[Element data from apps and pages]

BEGIN

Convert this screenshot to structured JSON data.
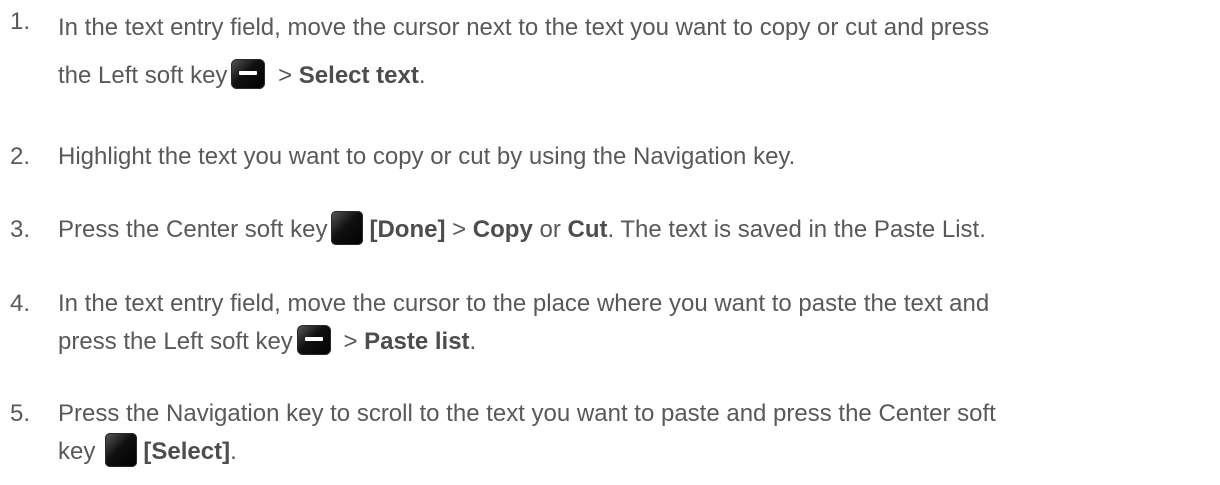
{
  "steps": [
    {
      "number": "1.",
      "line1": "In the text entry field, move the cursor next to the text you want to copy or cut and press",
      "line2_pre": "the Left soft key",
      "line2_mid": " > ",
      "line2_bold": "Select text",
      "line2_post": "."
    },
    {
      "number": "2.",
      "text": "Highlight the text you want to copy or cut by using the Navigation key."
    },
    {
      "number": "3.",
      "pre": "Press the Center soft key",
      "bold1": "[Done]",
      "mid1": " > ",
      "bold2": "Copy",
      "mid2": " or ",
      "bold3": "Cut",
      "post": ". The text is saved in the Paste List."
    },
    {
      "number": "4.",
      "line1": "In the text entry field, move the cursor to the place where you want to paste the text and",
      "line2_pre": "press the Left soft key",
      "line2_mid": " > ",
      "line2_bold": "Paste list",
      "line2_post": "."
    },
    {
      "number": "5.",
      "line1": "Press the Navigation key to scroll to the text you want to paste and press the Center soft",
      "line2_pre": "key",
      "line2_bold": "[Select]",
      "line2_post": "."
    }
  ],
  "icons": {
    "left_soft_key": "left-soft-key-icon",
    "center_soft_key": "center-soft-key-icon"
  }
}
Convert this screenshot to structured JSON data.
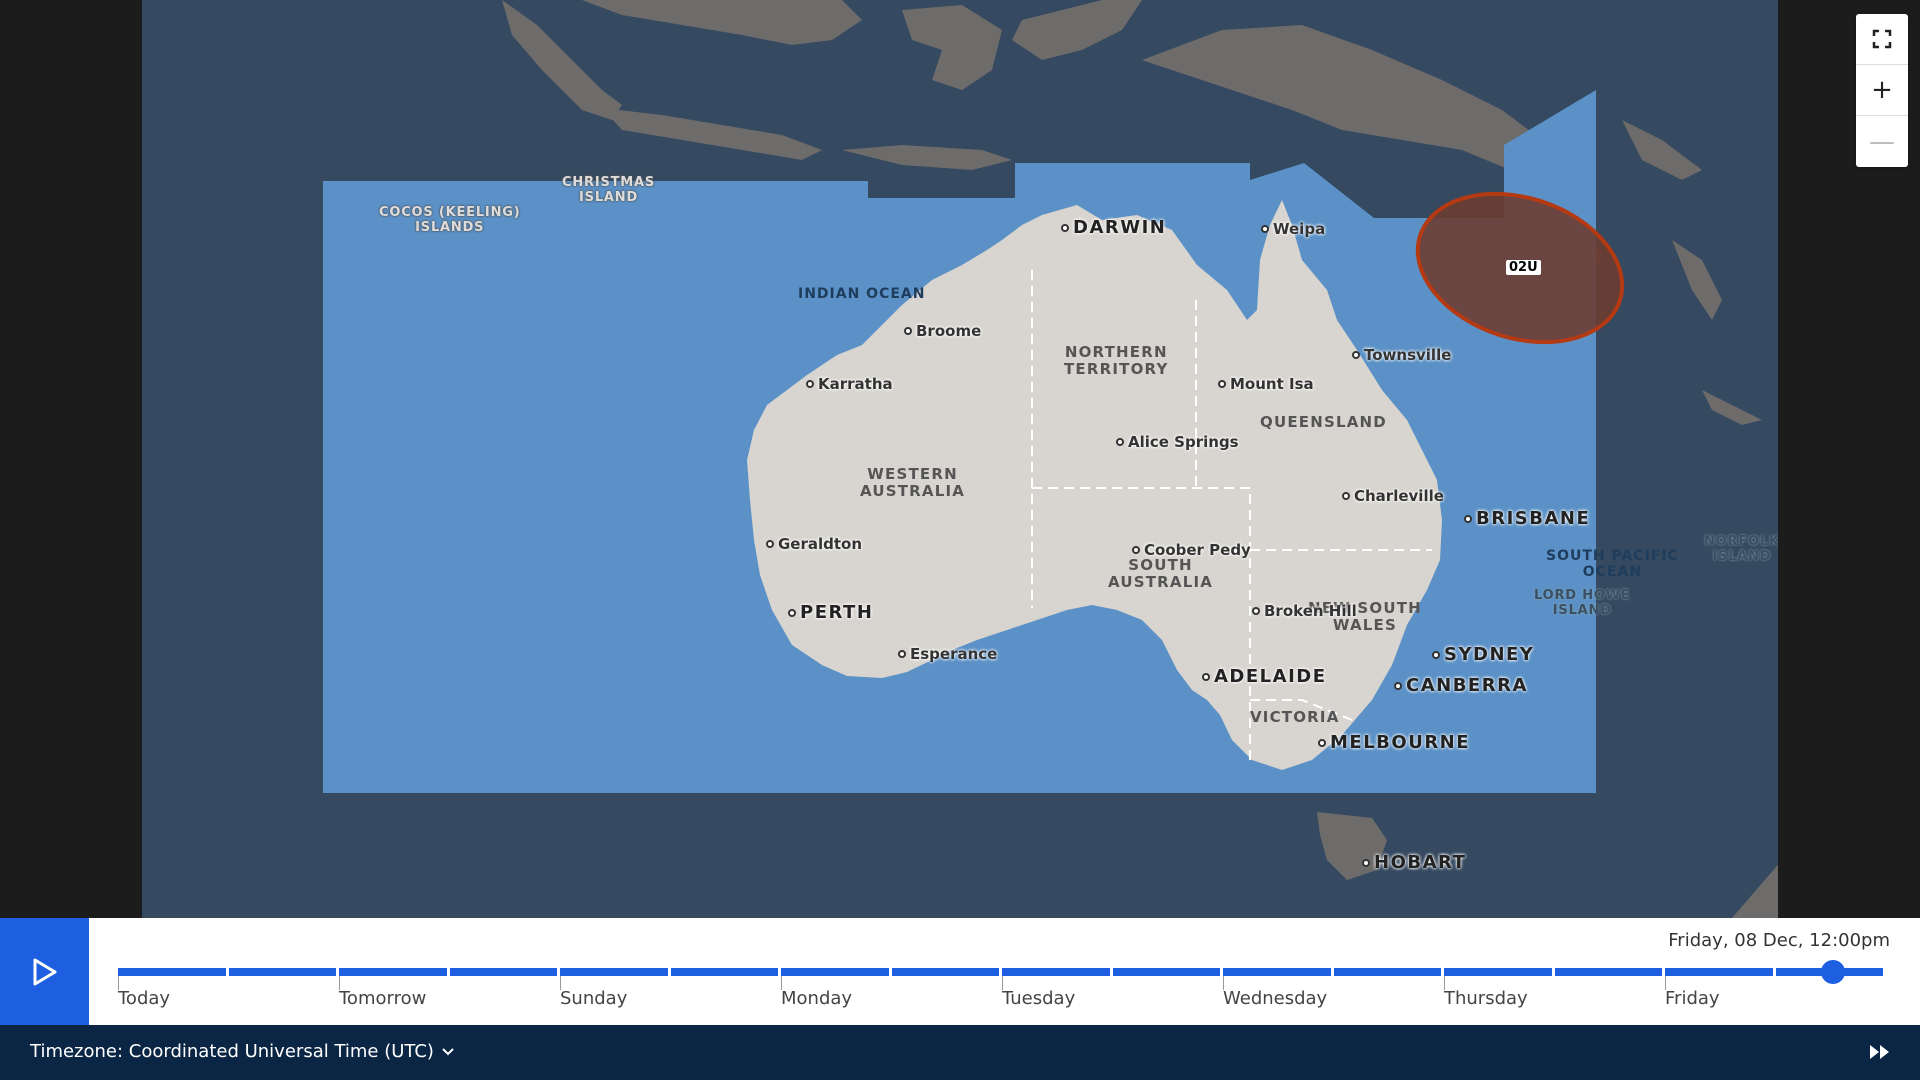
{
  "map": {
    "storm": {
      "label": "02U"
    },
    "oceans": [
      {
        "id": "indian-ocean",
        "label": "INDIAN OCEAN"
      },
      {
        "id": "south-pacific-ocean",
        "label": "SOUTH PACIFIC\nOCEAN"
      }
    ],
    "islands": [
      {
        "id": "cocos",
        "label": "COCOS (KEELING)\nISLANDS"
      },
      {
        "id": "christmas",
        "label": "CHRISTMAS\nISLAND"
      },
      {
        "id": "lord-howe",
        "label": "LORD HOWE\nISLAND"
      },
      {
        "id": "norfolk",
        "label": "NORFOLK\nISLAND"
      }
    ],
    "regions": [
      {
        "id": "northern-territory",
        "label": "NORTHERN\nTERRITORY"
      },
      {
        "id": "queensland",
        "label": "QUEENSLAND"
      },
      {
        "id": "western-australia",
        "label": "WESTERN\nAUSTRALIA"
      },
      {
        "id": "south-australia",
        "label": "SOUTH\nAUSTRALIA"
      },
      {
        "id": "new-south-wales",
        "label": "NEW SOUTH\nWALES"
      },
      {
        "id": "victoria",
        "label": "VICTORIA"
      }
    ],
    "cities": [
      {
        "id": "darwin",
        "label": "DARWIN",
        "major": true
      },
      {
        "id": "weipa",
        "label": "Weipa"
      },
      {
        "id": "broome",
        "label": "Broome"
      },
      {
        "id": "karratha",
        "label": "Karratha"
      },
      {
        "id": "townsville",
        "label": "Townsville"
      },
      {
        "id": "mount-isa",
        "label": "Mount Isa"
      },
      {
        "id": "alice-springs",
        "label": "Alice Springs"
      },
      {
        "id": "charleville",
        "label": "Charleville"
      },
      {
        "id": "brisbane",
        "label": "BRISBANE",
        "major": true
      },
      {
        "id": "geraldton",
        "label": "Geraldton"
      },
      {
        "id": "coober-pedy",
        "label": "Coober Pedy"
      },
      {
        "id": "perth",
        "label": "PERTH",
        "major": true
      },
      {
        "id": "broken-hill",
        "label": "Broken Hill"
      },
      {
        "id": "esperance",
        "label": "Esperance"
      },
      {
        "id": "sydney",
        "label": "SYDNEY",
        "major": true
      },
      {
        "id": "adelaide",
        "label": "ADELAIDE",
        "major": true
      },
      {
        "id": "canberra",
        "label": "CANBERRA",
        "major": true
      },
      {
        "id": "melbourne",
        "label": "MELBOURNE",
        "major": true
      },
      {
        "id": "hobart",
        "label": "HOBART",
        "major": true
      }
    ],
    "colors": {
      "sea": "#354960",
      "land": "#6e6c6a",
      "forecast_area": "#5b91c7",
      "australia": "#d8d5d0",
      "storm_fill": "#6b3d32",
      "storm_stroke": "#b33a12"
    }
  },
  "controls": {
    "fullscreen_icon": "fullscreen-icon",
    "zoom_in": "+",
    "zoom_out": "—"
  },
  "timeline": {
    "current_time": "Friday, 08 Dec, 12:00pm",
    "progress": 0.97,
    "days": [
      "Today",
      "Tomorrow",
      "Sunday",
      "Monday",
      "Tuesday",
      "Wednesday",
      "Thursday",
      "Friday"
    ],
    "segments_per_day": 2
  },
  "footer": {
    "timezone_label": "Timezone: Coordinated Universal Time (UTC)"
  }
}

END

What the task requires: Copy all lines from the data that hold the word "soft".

Exercise response:
      "line2_pre": "the Left soft key",
      "pre": "Press the Center soft key",
      "line2_pre": "press the Left soft key",
      "line1": "Press the Navigation key to scroll to the text you want to paste and press the Center soft",
    "left_soft_key": "left-soft-key-icon",
    "center_soft_key": "center-soft-key-icon"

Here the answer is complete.